Can I Leave a Creditor Out of My Proposal?
No, all of your eligible unsecured debt must be included in the consumer proposal. Some unsecured debts, such as student loans less than 7 years old, court fines, support and alimony payments cannot be discharged in a consumer proposal.
Secured debt cannot be included in a proposal.
Can I Include Tax Debts in a Consumer Proposal?
Yes, the CRA is an unsecured creditor and you can include your tax debt in the proposal.
What Do I Have to do During the Proposal?
There are certain duties that a person in a consumer proposal must complete in order to successfully complete their proposal.
During the proposal you must:
- Make your payments on time (you can defer two payments without consequence) and;
- Attend the two required financial counselling sessions.
Can I Pay Off My Proposal Early?
Yes, there is no penalty paying off your proposal early. You have to pay the total amount agreed to, but if your financial situation improves you can make the total payment early.
This will allow you to begin rebuilding your credit sooner.
What Happens If I Miss My Proposal Payments?
You can miss up to two payments without consequences. These payments can be added onto the end of your proposal.
However, if you fall three payments in arrears, your proposal will be automatically annulled.
This means your proposal is cancelled, and your debts will be reinstated in full and your creditors can seek collection from you. All payments you made during the proposal will be lost.
Consumer Proposal FAQ – Consumer Proposals & Student Loans
Does a Consumer Proposal Eliminate Student Loan Debt?
Yes, your student loan debt can be included in a consumer proposal if you have been out of school for at least 7 years. You can have this reduced to 5 years if you can prove financial hardship.
The 7 year (or 5 year) period starts from your “end of study date.”
This date is the last day the government has records of you being enrolled as a student in a post-secondary education program.
The time period will restart if you return to school.
You can contact Canada Student Loans to learn the date of the last day the government has you registered as a student.
Consumer Proposal FAQ – Life After A Consumer Proposal
How Long Will a Record of the Consumer Proposal Stay on My Credit Report?
A report of your consumer proposal will remain on your credit report for 3 years after you have satisfied all your consumer proposal payments.
If you have filed a proposal the notice on your credit report will include your date of filing.
Once you have received your certificate of completion for your proposal, the OSB will send a note of your proposal completion to the credit bureaus.
It can take up to two months for the credit reports to update.
Can I Rebuild My Credit After a Consumer Proposal?
Yes you can rebuild your credit score after you have filed a proposal.

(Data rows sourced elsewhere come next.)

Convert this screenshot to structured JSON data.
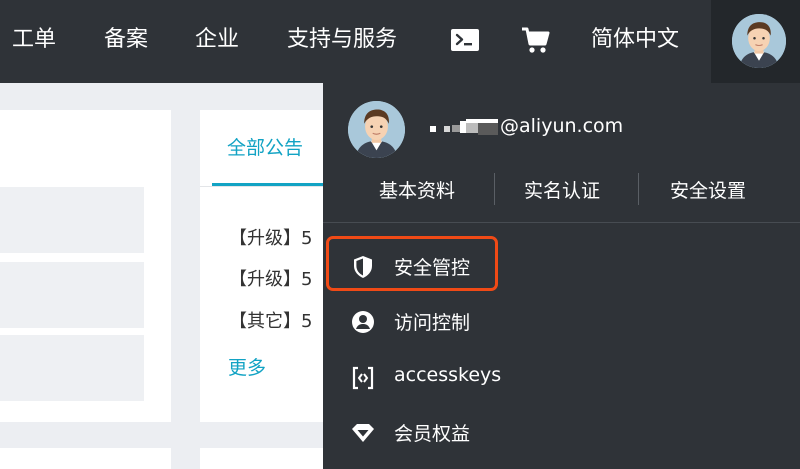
{
  "topbar": {
    "nav": [
      "工单",
      "备案",
      "企业",
      "支持与服务"
    ],
    "terminal_icon": "terminal-icon",
    "cart_icon": "cart-icon",
    "language": "简体中文",
    "avatar_icon": "user-avatar"
  },
  "notices": {
    "tab_label": "全部公告",
    "items": [
      "【升级】5",
      "【升级】5",
      "【其它】5"
    ],
    "more_label": "更多"
  },
  "user_menu": {
    "email": "@aliyun.com",
    "quick_links": [
      "基本资料",
      "实名认证",
      "安全设置"
    ],
    "items": [
      {
        "label": "安全管控",
        "icon": "shield-icon",
        "highlighted": true
      },
      {
        "label": "访问控制",
        "icon": "user-circle-icon"
      },
      {
        "label": "accesskeys",
        "icon": "code-key-icon"
      },
      {
        "label": "会员权益",
        "icon": "diamond-icon"
      }
    ]
  },
  "colors": {
    "topbar_bg": "#2f3338",
    "accent": "#12a3c4",
    "highlight_border": "#f04a16"
  }
}
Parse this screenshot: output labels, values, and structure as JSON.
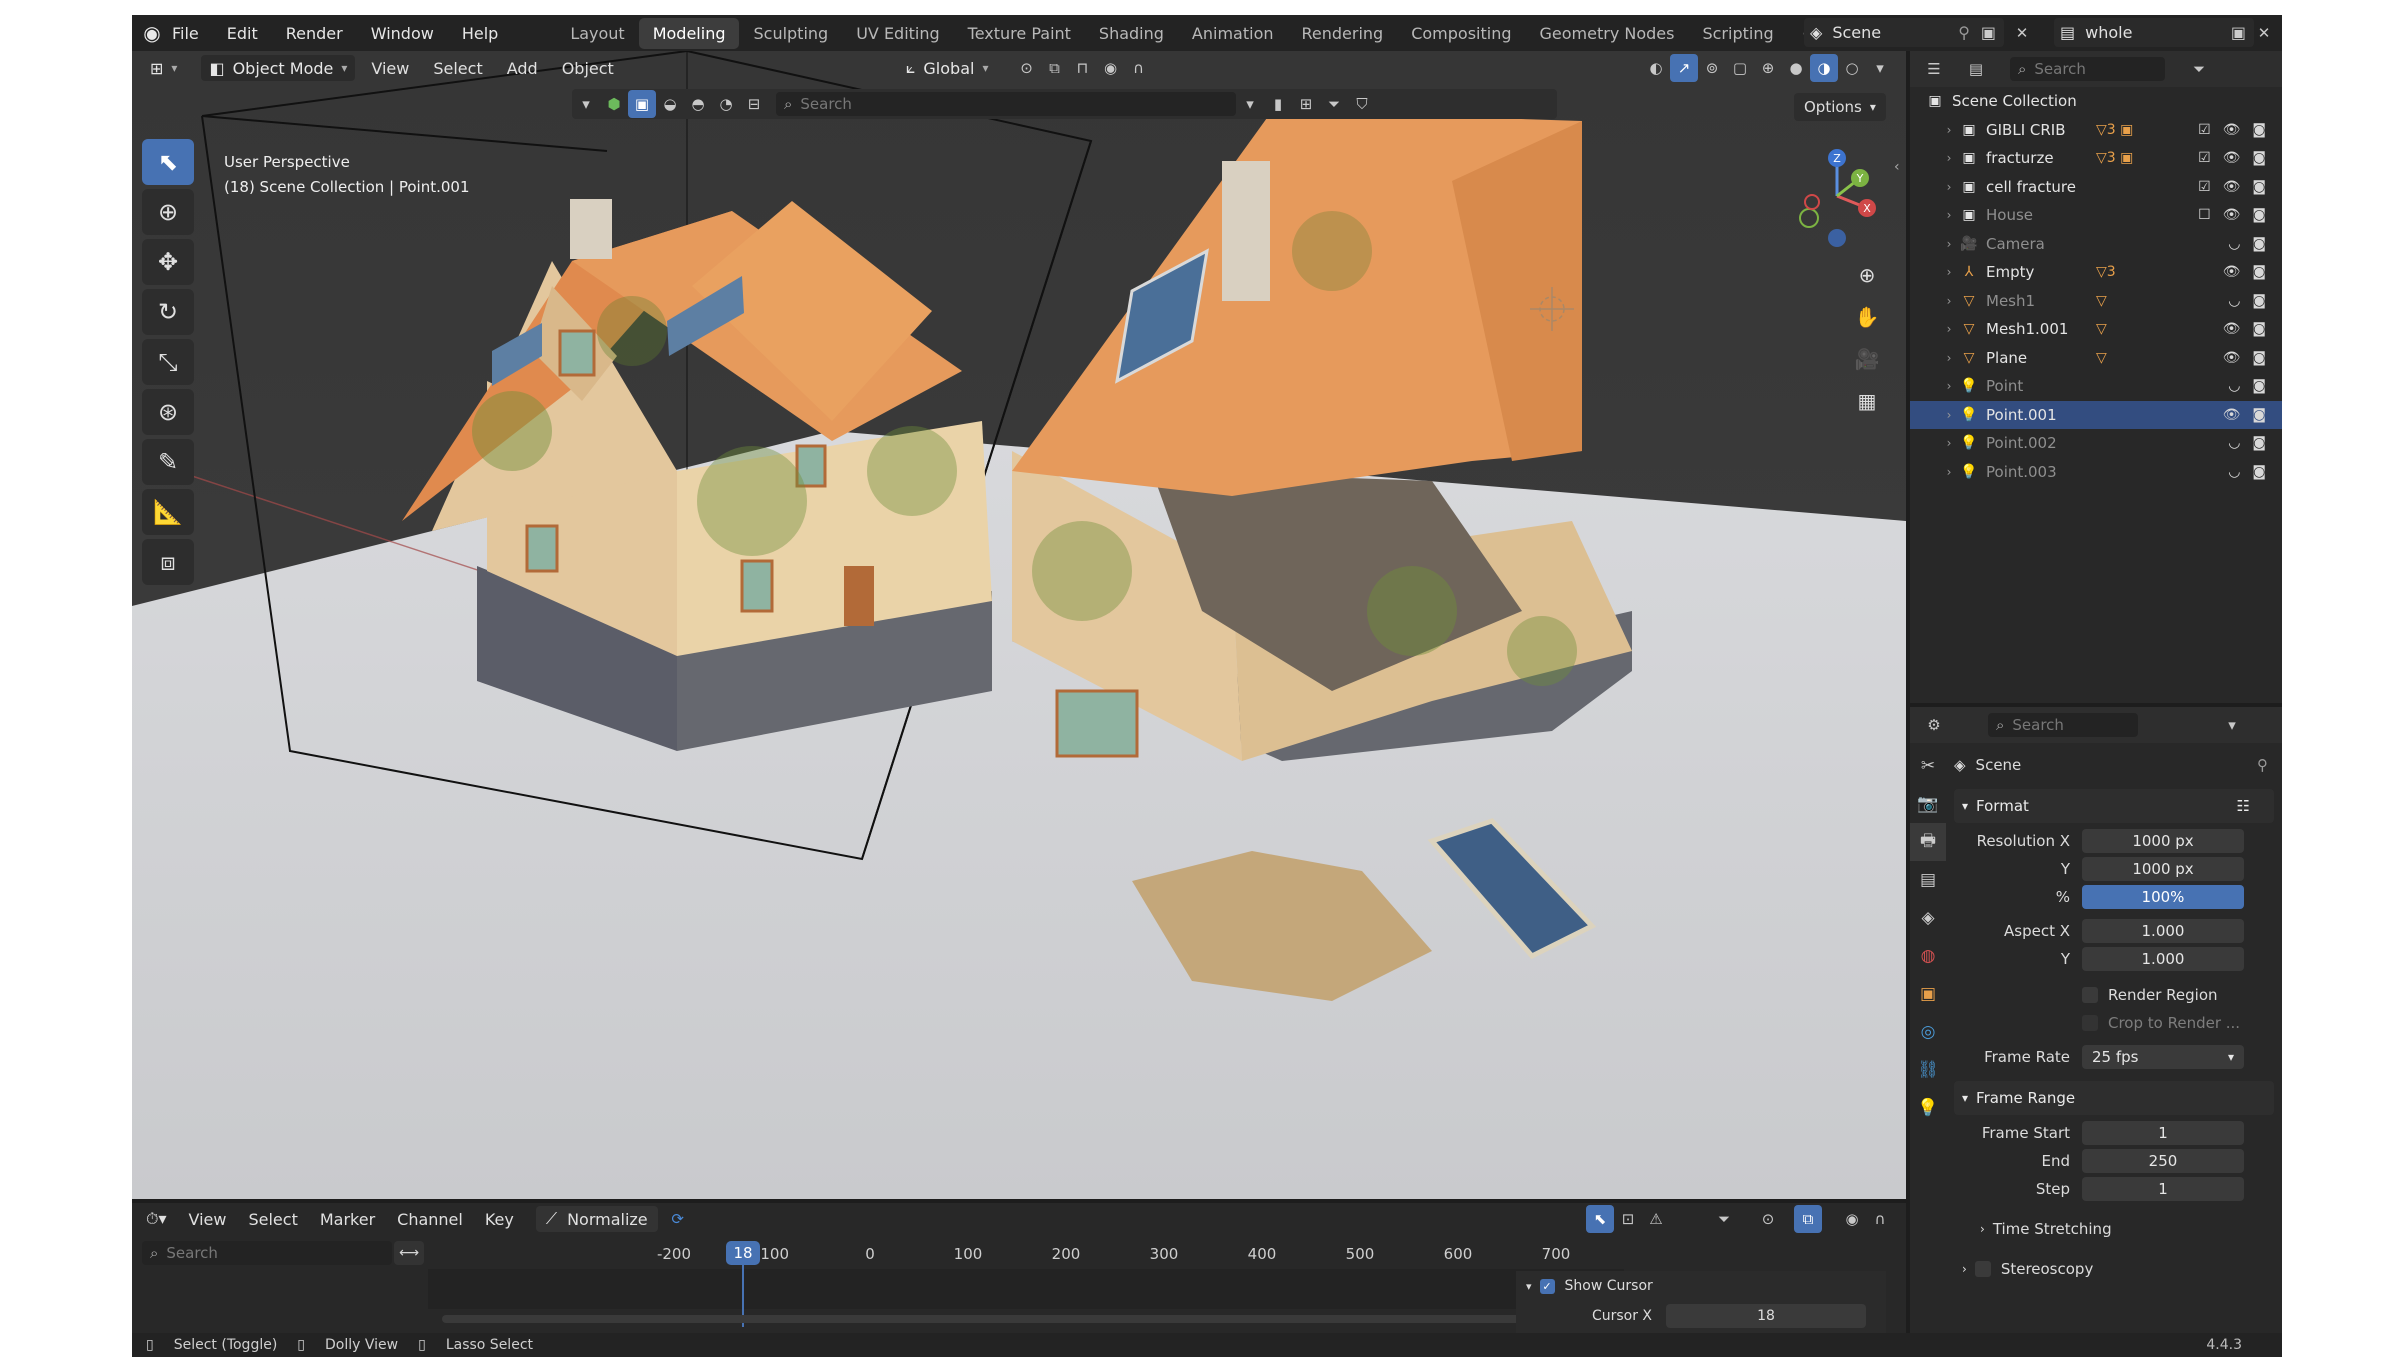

By following the steps your proposal administrator will give you it is possible to rebuild your credit fairly quickly.
Even with a report of your proposal on your credit report, you can still receive new credit at reasonable interest rates.